§ ASSIGNMENT: Report how many lines of the records below include the word "photoai". Give nothing but the number.

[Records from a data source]

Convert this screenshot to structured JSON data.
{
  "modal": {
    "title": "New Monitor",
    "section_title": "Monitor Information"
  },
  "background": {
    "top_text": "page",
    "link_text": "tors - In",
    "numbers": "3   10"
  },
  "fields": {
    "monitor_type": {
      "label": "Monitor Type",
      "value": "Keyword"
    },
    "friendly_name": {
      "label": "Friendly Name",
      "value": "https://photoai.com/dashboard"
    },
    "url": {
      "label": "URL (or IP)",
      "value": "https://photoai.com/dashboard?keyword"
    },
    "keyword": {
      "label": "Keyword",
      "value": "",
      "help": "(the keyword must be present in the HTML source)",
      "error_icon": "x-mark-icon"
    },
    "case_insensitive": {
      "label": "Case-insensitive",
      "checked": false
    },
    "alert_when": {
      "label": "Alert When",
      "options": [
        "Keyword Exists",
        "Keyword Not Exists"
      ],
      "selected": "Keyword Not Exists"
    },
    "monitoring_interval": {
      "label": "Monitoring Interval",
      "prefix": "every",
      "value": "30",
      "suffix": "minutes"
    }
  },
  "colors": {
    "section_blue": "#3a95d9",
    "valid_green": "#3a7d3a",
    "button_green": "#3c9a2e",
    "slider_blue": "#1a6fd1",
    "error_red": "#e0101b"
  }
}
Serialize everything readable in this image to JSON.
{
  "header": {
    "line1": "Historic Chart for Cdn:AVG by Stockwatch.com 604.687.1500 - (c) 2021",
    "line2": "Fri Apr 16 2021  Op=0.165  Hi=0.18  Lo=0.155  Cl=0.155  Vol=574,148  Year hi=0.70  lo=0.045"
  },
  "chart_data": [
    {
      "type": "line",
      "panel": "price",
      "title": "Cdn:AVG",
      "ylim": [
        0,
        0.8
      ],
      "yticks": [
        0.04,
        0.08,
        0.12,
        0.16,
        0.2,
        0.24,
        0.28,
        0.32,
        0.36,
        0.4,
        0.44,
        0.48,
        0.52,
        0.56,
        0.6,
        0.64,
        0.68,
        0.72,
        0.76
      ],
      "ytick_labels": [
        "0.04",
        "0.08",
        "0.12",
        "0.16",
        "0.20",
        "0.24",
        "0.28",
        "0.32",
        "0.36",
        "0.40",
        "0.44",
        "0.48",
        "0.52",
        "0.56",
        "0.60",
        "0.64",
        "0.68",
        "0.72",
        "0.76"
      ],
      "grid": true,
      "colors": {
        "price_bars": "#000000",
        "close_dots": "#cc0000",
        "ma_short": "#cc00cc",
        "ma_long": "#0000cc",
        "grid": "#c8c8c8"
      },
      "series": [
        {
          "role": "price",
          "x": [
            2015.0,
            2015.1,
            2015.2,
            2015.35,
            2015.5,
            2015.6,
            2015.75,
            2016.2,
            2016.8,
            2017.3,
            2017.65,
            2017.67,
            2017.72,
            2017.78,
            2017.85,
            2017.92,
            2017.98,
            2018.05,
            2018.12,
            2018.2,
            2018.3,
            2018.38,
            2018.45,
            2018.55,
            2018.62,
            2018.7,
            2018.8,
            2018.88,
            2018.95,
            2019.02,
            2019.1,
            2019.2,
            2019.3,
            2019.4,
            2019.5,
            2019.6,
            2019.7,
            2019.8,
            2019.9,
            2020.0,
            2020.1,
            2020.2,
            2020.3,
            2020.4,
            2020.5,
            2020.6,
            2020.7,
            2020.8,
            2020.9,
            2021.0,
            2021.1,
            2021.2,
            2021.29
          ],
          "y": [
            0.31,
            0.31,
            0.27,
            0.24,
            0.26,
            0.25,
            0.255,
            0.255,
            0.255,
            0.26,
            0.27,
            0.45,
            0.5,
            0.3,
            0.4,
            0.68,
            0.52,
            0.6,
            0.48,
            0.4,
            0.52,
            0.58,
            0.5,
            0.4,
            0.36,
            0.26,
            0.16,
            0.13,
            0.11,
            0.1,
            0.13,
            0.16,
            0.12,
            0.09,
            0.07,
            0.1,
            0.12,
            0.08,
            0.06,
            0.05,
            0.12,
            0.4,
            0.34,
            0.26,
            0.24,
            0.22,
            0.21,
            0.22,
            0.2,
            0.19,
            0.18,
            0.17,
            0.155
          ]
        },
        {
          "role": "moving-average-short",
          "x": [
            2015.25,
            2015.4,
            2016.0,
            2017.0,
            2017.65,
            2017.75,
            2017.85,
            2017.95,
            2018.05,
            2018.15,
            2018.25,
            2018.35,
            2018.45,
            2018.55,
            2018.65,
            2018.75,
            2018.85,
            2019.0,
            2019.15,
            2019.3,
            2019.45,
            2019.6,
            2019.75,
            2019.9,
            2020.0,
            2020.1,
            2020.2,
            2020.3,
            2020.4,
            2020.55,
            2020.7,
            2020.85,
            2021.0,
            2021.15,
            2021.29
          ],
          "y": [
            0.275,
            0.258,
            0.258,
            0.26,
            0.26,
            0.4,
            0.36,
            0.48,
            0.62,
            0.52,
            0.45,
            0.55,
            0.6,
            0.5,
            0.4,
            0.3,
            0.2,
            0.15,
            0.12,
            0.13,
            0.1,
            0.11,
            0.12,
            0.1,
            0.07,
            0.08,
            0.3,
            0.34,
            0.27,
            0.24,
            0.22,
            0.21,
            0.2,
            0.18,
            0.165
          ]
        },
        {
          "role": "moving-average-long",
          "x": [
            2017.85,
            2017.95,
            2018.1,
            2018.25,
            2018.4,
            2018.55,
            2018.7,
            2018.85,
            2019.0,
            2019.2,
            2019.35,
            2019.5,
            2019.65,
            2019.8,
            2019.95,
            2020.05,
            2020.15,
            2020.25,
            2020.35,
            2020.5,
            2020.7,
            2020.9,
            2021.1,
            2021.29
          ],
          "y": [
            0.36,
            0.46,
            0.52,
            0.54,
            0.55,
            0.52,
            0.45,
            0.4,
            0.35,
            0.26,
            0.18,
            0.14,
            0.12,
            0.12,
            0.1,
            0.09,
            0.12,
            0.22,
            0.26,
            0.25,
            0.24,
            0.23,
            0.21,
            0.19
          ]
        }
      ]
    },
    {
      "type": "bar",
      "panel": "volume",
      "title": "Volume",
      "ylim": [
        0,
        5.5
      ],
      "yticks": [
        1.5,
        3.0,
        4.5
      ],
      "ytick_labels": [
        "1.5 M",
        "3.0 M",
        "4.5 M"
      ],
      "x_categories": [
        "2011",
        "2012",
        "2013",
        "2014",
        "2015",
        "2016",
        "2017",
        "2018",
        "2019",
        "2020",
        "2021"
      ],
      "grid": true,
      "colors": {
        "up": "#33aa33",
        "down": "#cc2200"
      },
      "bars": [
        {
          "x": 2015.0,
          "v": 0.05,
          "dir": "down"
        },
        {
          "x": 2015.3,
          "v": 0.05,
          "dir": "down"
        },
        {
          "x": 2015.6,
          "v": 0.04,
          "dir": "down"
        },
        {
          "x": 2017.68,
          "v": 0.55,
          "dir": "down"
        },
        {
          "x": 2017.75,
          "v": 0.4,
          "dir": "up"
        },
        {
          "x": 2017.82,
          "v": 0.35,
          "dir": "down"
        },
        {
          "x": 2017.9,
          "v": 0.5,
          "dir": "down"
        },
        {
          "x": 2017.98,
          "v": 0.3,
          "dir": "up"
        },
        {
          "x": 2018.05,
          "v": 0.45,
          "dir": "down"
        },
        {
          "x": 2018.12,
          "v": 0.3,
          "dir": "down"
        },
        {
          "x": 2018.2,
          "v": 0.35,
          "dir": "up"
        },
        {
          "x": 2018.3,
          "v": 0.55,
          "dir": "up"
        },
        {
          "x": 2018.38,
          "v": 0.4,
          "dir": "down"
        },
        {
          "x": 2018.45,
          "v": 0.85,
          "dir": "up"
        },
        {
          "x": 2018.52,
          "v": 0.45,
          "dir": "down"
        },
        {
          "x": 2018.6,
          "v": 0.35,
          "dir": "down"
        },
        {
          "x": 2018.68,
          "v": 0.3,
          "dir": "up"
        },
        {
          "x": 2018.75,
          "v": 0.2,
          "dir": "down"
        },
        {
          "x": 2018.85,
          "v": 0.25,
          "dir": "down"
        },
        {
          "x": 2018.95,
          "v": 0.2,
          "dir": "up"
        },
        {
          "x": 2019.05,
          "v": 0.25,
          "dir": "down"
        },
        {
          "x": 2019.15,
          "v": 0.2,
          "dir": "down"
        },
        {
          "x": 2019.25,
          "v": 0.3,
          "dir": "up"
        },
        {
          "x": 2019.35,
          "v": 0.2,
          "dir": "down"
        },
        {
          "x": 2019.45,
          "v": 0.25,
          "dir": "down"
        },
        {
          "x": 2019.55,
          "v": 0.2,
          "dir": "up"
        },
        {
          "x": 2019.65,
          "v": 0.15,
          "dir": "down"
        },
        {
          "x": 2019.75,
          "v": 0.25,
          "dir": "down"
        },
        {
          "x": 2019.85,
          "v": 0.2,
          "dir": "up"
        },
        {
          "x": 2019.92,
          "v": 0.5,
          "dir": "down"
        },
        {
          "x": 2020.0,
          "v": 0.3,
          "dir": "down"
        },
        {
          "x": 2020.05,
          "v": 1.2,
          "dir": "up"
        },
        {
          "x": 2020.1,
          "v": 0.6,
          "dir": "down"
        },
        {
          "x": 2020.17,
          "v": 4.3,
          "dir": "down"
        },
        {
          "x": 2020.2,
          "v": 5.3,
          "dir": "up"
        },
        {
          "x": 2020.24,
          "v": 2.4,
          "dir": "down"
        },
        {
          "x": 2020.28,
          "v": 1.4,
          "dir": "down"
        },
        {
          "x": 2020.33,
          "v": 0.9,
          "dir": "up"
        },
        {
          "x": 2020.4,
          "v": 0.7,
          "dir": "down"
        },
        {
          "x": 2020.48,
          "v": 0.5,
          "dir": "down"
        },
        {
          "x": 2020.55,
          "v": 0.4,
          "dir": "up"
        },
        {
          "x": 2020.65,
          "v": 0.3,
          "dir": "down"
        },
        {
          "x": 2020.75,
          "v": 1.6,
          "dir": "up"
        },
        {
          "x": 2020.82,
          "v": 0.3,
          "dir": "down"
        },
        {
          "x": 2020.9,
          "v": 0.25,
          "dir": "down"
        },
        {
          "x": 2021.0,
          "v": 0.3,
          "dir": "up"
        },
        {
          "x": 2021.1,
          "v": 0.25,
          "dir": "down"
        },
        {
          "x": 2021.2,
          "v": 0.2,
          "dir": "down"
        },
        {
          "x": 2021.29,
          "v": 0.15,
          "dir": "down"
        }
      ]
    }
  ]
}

§ FINAL ANSWER: 2